[That play where he comes off the consecutive screens with a head of steam is particularly sinister. I get a sense we’ll be seeing that one a lot this year, and when they combine it with a pin-down screen for PG on the weak side, it’s going to be utterly unstoppable.]
Kawhi is so inscrutable as a person, and his career has progressed along such a strange trajectory, we tend to overlook how historically great he is. Well, that greatness is now in full bloom. His game is wildly impressive without ever being flashy. He can’t be sped up or slowed down, and he seemingly can’t be deterred from getting where he wants to go. His length, strength, and gigantic hands give him this enormous base of physical skill from which his technical brilliance is able to flow.
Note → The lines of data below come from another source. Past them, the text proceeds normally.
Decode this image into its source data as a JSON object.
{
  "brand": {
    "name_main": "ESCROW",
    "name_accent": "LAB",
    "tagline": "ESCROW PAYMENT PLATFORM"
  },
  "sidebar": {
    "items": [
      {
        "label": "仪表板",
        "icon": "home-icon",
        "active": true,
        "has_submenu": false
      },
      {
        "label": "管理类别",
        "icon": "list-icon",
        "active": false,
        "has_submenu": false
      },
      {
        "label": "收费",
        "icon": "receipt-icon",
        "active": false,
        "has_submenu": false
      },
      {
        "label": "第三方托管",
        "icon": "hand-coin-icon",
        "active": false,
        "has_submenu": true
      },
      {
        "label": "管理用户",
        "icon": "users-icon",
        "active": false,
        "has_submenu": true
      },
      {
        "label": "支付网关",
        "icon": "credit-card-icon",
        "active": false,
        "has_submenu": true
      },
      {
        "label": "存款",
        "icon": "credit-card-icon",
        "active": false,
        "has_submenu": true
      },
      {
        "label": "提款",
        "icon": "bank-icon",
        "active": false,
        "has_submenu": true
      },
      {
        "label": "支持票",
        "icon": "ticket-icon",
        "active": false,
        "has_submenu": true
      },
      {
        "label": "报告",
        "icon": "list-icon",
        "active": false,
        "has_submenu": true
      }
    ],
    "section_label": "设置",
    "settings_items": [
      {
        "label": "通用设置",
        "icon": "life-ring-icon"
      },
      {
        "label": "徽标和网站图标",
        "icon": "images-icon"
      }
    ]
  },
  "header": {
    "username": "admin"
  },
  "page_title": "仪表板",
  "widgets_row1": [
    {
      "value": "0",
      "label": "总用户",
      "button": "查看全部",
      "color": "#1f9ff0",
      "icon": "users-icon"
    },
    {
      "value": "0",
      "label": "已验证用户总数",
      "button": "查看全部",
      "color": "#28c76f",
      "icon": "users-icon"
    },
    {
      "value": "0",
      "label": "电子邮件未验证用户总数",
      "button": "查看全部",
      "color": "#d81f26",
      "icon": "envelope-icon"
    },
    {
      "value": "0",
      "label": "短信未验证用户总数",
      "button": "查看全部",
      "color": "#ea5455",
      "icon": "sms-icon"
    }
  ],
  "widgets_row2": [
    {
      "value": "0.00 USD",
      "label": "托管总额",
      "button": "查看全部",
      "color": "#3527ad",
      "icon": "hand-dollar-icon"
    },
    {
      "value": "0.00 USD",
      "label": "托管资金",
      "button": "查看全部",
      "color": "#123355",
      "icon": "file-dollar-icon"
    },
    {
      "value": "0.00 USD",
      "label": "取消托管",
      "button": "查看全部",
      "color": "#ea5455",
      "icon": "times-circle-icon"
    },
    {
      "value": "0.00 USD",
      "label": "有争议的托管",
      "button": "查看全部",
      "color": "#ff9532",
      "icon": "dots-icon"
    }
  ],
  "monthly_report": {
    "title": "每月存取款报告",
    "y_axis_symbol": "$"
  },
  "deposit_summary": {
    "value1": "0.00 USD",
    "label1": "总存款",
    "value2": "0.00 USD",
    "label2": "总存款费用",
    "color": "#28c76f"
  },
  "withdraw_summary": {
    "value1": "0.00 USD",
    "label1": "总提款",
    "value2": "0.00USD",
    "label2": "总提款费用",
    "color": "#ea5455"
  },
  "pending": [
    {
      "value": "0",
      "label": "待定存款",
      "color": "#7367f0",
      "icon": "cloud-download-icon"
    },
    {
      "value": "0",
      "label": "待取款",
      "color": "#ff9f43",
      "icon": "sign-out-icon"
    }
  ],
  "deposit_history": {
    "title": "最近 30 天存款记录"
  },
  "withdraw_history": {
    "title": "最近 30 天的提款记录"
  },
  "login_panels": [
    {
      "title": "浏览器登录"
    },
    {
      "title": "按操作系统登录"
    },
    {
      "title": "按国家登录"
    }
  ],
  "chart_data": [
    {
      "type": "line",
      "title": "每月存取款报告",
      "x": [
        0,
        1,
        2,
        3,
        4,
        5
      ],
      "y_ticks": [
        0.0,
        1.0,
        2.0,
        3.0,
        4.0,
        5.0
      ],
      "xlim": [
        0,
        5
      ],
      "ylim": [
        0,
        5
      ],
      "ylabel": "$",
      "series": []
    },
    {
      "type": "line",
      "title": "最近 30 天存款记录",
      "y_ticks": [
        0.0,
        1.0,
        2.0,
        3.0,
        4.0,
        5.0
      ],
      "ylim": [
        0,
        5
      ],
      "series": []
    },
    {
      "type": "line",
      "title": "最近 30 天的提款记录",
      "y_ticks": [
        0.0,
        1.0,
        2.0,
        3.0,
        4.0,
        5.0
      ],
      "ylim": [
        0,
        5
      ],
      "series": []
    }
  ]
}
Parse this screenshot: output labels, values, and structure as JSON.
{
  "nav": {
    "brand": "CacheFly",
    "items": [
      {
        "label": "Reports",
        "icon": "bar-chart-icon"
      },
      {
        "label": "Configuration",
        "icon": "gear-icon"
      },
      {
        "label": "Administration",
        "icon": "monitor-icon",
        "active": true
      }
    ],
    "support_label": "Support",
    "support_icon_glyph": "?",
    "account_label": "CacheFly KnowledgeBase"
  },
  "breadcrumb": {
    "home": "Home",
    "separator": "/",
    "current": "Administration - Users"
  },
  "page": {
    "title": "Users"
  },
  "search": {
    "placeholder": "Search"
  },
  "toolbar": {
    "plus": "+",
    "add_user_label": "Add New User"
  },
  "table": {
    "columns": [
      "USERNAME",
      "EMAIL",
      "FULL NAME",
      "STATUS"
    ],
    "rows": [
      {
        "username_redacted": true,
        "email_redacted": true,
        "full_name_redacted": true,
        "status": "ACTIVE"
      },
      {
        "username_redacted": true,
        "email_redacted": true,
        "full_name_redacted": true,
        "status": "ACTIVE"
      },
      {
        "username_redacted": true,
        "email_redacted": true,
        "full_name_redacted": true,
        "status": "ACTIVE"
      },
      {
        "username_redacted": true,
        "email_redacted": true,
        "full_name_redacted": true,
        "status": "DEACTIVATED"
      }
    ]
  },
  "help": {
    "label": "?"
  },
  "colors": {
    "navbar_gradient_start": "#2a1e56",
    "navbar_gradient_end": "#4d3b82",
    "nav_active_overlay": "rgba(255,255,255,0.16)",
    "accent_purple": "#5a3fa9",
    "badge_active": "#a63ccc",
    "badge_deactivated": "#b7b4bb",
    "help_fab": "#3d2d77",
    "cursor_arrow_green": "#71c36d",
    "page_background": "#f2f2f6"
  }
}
It often appears as if his defender is less of an active participant in the play and more of a prop to be maneuvered into the right spot for Kawhi’s purposes. It’s blasphemy to compare anyone to Michael Jordan — like a Reverse Godwin’s Law — but MJ is the only other player I’ve ever seen who just seemed immune to whatever the defense was doing to him. Even apex LeBron always felt like more of a schoolyard bully giving the entire defense a giant noogie, whereas Kawhi is more like Neo from The Matrix, bending reality to his will as if by some unseen force.
Kawhi has been a Klaw-in-glove fit with all of the other elite role players the Clippers can trot out. Lou Williams is a magician. He’s all herky-jerky sleight of hand, but even after 14+ seasons, no one can figure out how the tricks work. His pick-and-roll partner-in-crime, Montrezl Harrell, has assumed an even more central role this year (17.5/ 6.5/ 3.5 in 31.5 MPG so far) and unlocks all the different lineup variations at Rivers’ disposal. Ivica Zubac, JaMychal Green, and Mo Harkless allow them to toggle the front court matchups as needed, and all three have been up to the task on defense. The Clips are sniping from deep, hitting 46% of their threes, with Landry Shamet, Green, and even the exhumed corpse of Patrick Patterson lighting it up from the perimeter. Throw in Pat Beverley acting as the ultimate spark plug and irritant, and they simply have the personnel to play any style the opponent wants, and do it better. And oh yeah, at some point they’re going to add a 6-time All-Star who finished third in MVP voting last year to all of this. That crazy haunted house in Tennessee run by the unhinged lunatic isn’t as frightening as this team.
There will be role and rotation questions to answer once PG returns to the lineup, but that’s about as first-world of a problem as an NBA team can get. And if they for some reason decide they need further reinforcements (hint: they don’t), they have young assets and Harkless’s expiring contract as appealing trade chits. We all thought this team could be great at some point this season, but as I mentioned in the MVP column, the questions were how soon and how often they would get there. Well, guess what? They’re there, and they’re spectacular. Kawhi, the final word is yours:
Top Photo Credit: Getty Images